Early Childhood and Neuroscience is a practical guide to understanding the complex and challenging subject of neuroscience and its use (and misapplication) in early childhood policy and practice.
The author begins by introducing the definition and history of neuroscience. The reader is then led through structured chapters discussing questions such as: Why should practitioners know about neuroscience? How can neuroscience help practitioners better provide for babies and children? and Is it relevant? Topics covered include the nature vs. nurture debate through the lens of neuroscience, epigenetics, the first 1001 days and a discussion on just how critical the first three years of life are to healthy brain development. The book provides a balanced overview of the debates by weaving discussion on the opportunities of using neuroscience in early childhood practice with examination of the limitations and ethical implications throughout the chapters. This enables students to inform their own opinions about the discipline and its use in their future practice.
Clear explanations of the main terms and theories are complemented with illustrative case studies of cutting-edge research from around the world, a glossary of key terms and suggestions for further reading. Reflective discussion questions give students the chance to apply their theoretical knowledge to real-world contexts.

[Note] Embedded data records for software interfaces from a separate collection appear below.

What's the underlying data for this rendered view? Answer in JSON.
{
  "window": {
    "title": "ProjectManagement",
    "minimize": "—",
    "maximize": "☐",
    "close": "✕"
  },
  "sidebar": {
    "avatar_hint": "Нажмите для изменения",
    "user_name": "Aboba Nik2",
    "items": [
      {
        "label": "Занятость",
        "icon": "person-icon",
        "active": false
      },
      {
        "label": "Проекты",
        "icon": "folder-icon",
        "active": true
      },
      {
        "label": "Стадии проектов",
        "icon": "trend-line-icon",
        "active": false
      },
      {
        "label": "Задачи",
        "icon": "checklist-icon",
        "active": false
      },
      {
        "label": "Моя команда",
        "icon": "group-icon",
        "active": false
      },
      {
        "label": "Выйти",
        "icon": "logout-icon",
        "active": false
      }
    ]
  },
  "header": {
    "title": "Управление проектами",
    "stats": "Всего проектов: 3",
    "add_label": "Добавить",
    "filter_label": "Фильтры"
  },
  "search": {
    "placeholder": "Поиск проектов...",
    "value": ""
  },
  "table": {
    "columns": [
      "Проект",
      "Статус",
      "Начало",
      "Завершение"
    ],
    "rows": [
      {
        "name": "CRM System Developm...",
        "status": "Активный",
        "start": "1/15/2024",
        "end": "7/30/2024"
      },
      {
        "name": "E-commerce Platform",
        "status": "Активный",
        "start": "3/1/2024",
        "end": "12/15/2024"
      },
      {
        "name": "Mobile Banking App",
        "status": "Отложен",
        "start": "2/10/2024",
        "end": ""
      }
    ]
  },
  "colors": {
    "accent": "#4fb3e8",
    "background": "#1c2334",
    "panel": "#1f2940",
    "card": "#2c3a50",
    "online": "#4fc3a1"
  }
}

These features encourage and support independent critical thinking, helping students to reflect on, evaluate and analyse a range of ideas, research findings and applications for their own future
early childhood practice.
Early Childhood and Neuroscience is essential reading for lecturers, undergraduate and postgraduate students in the field as well as for the new practitioner.